**INPUT:**
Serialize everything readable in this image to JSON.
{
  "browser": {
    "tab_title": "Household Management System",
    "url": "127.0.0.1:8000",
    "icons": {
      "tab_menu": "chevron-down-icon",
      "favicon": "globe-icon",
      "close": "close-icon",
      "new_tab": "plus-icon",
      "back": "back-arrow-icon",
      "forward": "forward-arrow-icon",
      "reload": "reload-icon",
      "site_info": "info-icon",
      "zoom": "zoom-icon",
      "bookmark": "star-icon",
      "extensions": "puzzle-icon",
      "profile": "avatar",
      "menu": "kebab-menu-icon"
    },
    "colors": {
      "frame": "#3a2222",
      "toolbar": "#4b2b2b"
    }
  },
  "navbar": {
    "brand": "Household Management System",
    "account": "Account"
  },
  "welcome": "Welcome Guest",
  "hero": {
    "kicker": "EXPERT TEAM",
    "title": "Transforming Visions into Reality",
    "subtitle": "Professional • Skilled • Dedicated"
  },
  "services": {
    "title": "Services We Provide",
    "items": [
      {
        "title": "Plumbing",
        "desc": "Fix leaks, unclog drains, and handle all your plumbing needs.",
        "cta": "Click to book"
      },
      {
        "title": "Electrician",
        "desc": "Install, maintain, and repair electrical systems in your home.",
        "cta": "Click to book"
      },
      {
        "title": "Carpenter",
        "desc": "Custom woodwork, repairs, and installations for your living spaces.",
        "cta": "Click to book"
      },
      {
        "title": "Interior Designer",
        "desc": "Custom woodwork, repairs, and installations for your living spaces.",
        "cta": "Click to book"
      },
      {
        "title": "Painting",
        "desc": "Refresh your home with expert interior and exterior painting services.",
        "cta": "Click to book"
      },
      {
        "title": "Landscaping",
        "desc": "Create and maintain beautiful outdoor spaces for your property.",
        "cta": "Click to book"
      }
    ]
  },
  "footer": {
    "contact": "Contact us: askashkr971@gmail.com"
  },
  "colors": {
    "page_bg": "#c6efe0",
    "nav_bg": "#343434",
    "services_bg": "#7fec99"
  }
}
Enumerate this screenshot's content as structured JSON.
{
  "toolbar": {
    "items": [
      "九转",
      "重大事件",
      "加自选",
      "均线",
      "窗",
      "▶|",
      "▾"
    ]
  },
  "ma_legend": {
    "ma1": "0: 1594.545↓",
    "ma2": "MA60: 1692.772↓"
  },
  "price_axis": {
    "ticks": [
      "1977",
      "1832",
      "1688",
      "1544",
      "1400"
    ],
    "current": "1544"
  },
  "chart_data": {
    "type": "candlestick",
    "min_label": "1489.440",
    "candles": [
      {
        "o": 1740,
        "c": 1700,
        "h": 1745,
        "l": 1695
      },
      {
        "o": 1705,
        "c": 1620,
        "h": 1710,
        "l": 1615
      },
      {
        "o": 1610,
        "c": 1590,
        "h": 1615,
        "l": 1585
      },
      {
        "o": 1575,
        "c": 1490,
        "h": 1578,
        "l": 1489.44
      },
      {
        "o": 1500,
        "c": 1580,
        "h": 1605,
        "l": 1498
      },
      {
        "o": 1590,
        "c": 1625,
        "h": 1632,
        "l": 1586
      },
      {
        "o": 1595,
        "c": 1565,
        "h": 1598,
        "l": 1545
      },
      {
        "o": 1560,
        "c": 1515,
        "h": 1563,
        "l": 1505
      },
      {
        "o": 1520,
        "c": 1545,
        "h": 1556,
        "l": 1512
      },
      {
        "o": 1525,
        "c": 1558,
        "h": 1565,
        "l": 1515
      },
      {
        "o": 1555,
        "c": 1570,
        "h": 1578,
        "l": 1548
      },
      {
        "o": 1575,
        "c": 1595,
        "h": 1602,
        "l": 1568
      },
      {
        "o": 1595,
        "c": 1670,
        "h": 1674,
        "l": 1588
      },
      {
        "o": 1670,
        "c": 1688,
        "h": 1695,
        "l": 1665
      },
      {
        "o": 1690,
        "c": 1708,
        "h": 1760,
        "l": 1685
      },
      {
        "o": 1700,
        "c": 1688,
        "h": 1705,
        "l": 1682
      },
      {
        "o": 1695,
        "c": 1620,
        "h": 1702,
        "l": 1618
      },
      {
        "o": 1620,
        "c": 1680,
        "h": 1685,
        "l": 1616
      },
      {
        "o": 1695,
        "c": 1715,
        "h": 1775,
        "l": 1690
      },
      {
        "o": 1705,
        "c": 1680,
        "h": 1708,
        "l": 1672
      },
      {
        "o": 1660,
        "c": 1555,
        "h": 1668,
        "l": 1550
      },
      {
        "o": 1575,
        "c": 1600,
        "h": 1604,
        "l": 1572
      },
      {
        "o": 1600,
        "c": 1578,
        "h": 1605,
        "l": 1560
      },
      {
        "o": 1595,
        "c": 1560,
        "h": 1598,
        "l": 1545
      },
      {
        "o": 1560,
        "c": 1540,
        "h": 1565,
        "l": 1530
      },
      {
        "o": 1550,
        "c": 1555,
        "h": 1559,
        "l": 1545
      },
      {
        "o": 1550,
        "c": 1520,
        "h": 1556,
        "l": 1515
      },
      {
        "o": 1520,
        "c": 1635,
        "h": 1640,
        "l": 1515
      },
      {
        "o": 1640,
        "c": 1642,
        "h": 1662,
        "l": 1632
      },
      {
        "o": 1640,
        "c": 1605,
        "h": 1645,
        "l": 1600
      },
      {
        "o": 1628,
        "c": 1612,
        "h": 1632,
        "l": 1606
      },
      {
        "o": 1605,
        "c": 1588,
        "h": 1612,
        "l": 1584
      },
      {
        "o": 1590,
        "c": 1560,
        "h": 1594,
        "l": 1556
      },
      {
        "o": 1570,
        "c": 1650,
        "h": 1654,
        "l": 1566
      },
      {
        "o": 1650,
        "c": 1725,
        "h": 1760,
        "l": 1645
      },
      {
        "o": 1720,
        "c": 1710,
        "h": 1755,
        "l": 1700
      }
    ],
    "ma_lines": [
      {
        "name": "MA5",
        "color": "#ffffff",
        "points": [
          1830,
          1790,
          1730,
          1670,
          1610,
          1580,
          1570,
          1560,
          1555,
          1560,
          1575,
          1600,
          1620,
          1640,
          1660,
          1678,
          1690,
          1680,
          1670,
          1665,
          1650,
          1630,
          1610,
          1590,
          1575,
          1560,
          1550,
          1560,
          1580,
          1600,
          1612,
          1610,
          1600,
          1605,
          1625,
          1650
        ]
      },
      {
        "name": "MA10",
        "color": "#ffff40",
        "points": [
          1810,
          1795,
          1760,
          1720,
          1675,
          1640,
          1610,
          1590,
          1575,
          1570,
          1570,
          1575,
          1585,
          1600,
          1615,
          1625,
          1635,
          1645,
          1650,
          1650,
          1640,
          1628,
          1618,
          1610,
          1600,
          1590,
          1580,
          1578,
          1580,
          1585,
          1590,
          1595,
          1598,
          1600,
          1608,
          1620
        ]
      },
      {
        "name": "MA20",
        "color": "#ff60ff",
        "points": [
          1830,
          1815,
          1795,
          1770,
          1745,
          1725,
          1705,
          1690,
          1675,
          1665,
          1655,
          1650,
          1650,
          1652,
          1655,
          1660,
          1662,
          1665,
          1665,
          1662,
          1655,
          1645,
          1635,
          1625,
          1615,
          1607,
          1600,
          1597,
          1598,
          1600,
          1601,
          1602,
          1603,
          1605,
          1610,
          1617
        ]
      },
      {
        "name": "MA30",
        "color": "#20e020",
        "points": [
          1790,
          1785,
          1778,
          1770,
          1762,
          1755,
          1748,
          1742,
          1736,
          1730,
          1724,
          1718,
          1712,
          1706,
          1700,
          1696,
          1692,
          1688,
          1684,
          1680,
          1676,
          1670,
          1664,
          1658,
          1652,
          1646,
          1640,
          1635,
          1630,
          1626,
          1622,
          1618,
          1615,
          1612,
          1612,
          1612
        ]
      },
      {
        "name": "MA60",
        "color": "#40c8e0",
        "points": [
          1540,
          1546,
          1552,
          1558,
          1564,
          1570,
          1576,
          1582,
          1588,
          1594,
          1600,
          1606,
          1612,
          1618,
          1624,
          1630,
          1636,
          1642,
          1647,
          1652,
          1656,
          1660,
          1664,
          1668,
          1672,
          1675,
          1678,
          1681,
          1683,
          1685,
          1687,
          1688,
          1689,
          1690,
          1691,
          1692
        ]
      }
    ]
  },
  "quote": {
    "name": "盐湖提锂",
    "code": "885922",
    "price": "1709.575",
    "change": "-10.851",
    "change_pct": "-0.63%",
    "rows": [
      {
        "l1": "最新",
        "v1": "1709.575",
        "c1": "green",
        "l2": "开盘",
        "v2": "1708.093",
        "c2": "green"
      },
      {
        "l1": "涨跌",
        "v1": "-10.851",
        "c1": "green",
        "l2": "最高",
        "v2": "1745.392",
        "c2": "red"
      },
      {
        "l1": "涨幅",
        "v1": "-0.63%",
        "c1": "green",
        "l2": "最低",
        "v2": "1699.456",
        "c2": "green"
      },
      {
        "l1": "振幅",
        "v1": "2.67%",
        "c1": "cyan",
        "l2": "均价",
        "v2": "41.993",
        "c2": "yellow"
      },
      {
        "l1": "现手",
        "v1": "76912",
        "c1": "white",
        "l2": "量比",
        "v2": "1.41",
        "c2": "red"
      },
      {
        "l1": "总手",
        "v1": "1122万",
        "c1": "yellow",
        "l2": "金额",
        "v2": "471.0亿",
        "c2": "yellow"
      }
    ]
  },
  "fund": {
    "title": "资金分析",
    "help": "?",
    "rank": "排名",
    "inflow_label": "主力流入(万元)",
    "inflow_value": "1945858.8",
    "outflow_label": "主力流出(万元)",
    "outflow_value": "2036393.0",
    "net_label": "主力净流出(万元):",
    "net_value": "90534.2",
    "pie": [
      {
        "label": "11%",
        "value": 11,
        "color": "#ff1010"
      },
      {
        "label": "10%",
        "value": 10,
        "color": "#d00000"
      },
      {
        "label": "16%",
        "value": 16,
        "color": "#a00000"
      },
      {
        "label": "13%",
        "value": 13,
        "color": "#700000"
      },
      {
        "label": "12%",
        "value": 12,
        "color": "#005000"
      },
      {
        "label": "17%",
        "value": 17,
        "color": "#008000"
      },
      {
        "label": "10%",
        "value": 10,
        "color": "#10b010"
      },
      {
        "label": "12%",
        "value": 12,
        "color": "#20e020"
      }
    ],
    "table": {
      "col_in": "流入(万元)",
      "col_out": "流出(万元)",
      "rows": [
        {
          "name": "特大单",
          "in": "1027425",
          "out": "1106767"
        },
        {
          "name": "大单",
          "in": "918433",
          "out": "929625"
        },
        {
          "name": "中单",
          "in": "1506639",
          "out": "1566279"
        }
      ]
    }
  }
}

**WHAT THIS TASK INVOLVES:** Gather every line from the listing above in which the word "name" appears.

**OUTPUT FOR THIS TASK:**
        "name": "MA5",
        "name": "MA10",
        "name": "MA20",
        "name": "MA30",
        "name": "MA60",
    "name": "盐湖提锂",
          "name": "特大单",
          "name": "大单",
          "name": "中单",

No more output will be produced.